Organizations considering green IT initiatives seek to reconcile two significant goals: environmental sustainability (“doing good”) and business profitability (“doing well”). These two purposes, however, are not necessarily aligned and can engender a dilemma in which investing to achieve environmental sustainability may threaten business profitability to some extent. Thus, this research builds on the theoretical perspective of corporate ecological responsiveness and proposes three types of strategic drivers for green IT initiatives (economic, authority, and moral drivers). How various types of organizations may be motivated by these green IT initiative drivers will affect whether organizations can reconcile the objectives of environmental sustainability and business profitability. We further deduce findings from multiple case studies of eight organizations in China and Singapore. The findings illustrate that the characteristics of any given organization influence why various driving factors affect their green IT initiative decisions. Additionally, “doing good” and “doing well” are reconciled when organizations consider the short-term investment and long-term benefit, design appropriate strategy, and receive severe external pressure. We also discuss contributions to research and practice. Link to the article

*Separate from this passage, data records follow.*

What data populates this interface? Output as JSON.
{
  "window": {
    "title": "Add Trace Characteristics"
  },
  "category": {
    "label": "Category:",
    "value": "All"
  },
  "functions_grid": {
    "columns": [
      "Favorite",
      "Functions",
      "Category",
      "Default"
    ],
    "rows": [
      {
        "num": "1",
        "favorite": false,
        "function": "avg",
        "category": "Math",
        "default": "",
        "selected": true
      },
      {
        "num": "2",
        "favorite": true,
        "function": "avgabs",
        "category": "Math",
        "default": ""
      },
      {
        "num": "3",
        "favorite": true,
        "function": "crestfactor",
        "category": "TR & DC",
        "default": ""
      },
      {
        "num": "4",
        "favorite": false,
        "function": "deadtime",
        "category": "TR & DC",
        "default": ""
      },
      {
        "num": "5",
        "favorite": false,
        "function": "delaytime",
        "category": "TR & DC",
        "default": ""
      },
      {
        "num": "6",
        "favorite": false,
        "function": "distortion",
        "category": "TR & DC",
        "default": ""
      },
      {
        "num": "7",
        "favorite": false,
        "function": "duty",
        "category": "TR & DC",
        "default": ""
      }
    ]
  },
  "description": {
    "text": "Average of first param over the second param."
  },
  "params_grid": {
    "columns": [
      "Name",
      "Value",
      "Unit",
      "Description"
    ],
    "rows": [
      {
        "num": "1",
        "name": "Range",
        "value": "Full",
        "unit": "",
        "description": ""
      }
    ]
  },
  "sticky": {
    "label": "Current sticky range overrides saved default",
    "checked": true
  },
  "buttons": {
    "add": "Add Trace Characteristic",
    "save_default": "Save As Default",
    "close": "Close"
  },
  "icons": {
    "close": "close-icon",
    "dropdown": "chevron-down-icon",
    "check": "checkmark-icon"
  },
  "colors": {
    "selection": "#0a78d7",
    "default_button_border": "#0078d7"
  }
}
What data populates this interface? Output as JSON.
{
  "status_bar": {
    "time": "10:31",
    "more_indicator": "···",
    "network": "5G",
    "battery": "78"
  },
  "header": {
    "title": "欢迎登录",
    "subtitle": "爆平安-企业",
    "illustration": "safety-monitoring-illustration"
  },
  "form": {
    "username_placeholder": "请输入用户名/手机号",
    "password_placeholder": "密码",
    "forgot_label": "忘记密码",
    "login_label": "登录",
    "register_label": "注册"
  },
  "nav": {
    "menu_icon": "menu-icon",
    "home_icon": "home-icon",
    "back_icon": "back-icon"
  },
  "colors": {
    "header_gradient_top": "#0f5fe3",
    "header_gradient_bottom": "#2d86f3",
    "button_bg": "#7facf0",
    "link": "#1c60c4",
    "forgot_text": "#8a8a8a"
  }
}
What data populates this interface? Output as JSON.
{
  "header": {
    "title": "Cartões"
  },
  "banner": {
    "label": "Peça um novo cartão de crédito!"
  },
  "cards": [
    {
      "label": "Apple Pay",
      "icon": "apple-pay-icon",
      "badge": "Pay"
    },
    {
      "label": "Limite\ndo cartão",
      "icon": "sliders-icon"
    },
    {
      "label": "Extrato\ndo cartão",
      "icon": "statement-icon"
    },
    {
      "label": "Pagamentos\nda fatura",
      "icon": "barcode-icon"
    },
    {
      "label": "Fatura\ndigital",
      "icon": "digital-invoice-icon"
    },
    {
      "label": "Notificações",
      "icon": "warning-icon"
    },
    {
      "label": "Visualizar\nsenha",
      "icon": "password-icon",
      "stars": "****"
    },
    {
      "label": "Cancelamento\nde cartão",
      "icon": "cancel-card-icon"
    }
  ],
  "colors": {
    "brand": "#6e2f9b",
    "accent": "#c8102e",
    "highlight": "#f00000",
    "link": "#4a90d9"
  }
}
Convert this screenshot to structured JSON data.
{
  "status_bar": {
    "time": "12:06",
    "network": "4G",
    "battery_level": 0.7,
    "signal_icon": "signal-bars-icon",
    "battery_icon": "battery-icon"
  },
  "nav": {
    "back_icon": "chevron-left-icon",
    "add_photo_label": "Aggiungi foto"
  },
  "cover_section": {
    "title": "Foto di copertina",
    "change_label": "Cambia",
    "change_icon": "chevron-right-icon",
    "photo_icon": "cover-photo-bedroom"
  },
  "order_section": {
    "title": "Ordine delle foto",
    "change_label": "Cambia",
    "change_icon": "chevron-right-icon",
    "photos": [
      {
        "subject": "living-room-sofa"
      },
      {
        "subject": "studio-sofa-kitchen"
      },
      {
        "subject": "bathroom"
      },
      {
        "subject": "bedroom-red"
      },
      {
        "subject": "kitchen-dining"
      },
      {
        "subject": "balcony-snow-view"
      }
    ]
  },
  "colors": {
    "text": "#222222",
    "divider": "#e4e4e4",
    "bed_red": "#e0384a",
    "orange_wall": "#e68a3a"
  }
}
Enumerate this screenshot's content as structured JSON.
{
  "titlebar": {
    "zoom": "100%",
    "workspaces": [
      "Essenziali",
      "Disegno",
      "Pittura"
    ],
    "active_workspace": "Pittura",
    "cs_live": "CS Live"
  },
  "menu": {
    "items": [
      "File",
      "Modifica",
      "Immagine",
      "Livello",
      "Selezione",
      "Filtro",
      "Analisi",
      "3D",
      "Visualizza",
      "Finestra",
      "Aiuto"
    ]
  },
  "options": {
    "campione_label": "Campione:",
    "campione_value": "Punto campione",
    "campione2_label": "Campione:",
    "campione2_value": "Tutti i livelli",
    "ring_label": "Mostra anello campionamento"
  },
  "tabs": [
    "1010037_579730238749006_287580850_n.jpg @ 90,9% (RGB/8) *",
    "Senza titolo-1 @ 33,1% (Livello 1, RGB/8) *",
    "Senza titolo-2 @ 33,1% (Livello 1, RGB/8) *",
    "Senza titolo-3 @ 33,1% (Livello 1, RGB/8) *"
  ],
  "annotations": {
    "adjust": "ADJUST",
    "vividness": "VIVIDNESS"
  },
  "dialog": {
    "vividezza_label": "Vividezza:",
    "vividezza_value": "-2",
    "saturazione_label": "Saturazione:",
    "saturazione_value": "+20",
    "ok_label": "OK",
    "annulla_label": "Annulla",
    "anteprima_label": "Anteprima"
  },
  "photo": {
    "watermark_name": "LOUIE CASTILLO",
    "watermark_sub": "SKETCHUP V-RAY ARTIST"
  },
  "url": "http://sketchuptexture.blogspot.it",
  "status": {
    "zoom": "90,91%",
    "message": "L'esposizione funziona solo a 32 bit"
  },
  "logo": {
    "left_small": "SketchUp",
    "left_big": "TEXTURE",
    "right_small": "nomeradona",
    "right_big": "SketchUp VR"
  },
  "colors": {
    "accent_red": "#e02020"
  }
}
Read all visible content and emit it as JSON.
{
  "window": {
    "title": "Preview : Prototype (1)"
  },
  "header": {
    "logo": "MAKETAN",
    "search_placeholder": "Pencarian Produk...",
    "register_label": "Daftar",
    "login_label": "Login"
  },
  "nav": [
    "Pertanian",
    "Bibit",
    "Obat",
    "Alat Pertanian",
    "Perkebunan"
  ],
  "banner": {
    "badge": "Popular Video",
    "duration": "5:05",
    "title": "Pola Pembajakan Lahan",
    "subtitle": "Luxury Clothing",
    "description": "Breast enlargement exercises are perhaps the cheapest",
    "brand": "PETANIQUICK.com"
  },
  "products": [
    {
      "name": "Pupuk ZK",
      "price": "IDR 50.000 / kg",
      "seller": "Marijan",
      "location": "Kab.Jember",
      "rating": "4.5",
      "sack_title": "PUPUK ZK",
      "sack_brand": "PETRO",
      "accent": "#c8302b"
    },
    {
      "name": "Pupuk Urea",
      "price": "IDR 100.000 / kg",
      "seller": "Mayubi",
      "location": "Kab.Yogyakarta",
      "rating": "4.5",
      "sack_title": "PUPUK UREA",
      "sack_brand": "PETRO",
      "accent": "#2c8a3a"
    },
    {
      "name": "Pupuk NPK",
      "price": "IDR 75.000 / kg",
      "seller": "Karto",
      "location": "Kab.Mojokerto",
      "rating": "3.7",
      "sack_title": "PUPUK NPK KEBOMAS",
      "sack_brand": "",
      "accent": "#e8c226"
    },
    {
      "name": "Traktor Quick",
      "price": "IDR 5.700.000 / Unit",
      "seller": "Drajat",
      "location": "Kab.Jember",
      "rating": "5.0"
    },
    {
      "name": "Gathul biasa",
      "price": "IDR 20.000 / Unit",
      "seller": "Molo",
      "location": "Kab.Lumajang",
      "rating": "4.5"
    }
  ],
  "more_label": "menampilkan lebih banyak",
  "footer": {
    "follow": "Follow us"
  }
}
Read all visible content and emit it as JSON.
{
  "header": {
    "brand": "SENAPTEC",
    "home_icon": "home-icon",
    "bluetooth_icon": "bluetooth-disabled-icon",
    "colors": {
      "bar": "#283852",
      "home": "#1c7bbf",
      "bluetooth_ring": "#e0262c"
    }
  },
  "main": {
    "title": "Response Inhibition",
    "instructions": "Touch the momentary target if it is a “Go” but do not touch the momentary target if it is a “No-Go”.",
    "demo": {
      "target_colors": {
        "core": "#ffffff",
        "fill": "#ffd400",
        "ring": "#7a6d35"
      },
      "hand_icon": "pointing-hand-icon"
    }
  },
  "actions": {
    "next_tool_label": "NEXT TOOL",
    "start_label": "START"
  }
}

YANG, X., LI, Y. and KANG, L. (2020). Reconciling “Doing Good” and “Doing Well” in Organizations’ Green It Initiatives: A Multi-Case Analysis. International Journal of Information Management, 51.